Review published on July 7, 2012. Reviewed by Clare Brierley
Charles Willeford wrote Miami Blues in 1984, the first of a series of four books featuring Detective Sergeant Hoke Moseley. The book was made into a film in 1990 and is widely considered to be one of its era’s most influential works of the crime fiction genre, inspiring crime legends such as Quentin Tarantino, Elmore James and James Lee Burke.
Miami Blues is a hugely enjoyable read and incites the expression “They don’t make them like this anymore.” If nothing else, it’s certainly a classic crime novel, full of atmosphere and shady characters.
The story begins with Freddy ‘Junior’ Frenger as he lands at the airport in Miami fresh from San Quentin prison and with three stolen wallets in his possession, ready to resume his crime career path. A chance encounter with a Hare Krishna, resulting in the man’s death starts Freddy’s Miami crime story off almost as soon as he lands. With a stolen suitcase, he quickly leaves the airport and makes his way into Miami to twist himself up in interlinking events that see him soon familiarising himself with the local police department. This is where we meet Hoke Moseley, a jaded, aging cop with a depressing past, trying to make a name for himself on the streets of Miami as a tough detective. He’s a great tough good guy character and well-developed. He’s sharp but certainly not infallible – the perfect balance.

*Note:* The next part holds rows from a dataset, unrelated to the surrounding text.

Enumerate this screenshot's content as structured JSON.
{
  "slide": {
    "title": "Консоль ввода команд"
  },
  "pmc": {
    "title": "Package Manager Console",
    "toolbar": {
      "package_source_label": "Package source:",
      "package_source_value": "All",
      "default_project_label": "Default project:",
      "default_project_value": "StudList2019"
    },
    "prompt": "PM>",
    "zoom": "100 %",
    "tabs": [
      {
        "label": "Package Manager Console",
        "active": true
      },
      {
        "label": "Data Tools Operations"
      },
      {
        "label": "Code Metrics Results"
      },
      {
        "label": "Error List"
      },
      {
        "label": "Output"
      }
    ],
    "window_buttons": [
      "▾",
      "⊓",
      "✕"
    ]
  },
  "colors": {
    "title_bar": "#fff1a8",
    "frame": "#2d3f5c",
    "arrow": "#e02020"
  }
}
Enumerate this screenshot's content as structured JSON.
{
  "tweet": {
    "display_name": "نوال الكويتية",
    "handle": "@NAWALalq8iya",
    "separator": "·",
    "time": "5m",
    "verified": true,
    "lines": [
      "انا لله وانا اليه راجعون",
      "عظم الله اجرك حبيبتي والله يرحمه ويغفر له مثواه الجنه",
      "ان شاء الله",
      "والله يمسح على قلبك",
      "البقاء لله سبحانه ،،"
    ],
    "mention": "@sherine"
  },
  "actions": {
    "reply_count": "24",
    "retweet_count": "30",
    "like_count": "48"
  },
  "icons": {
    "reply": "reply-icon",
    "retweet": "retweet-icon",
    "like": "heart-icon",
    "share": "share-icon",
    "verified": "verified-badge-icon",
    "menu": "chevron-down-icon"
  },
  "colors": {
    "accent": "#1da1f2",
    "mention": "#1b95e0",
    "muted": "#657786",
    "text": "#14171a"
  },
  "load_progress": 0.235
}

The book is written in the third person narrative with an alternating person view that flips between Freddy and Hoke Moseley. This is interesting because when the story is read from Hoke’s point of view it is much more clear-cut; Freddy is the bad guy, he does some despicable things and has no sense of conscience. However when the story is read from Freddy’s point of view the reader starts to see him as a slightly more sympathetic character. There are hints of altruism in his thoughts despite at the start declaring to himself that this was where he had always gone wrong and there was to be no more of it; it does still seep through and there are reasons behind some of his actions that when considered from his side don’t seem quite so shocking. This train of thought never really develops any further though. I had the impression that the author wanted to maintain the bad guy persona of this character but create some kind of relationship between him and the reader in order to produce more feeling through the development of the plot and conclusion. It is well done.
Another triumph in the book is how Charles Willeford has captured the smothering atmosphere of Miami in the 1980s. He creates the perfect crime setting by describing an uncomfortable, muggy and dangerous city with a sharp and lethal neon beauty to it. It is an enthralling place to be while following the story and perhaps my one criticism would be that even more description of the setting could be accommodated.
Charles Willeford has allowed his novel space to breath. He has told a simple story of a world of crime with interesting colour and characters. Many crime novels today rely so heavily on complicated twists and shock factors, over clever forensic detail and cocky characters, perhaps to compete with popular TV shows. Miami Blues doesn’t do this and doesn’t need to. It benefits from staying away from it all. The book feels like a holiday to read and reminds me that crime novels can be and should be enjoyable in a literary sense too.
The Houdini Specter, by Daniel Stashower
The Martin Edwards Column: The Christie Phenomenon
You may also like
Up for grabs we have 3 copies of The Tilted World, by Tom Franklin and ...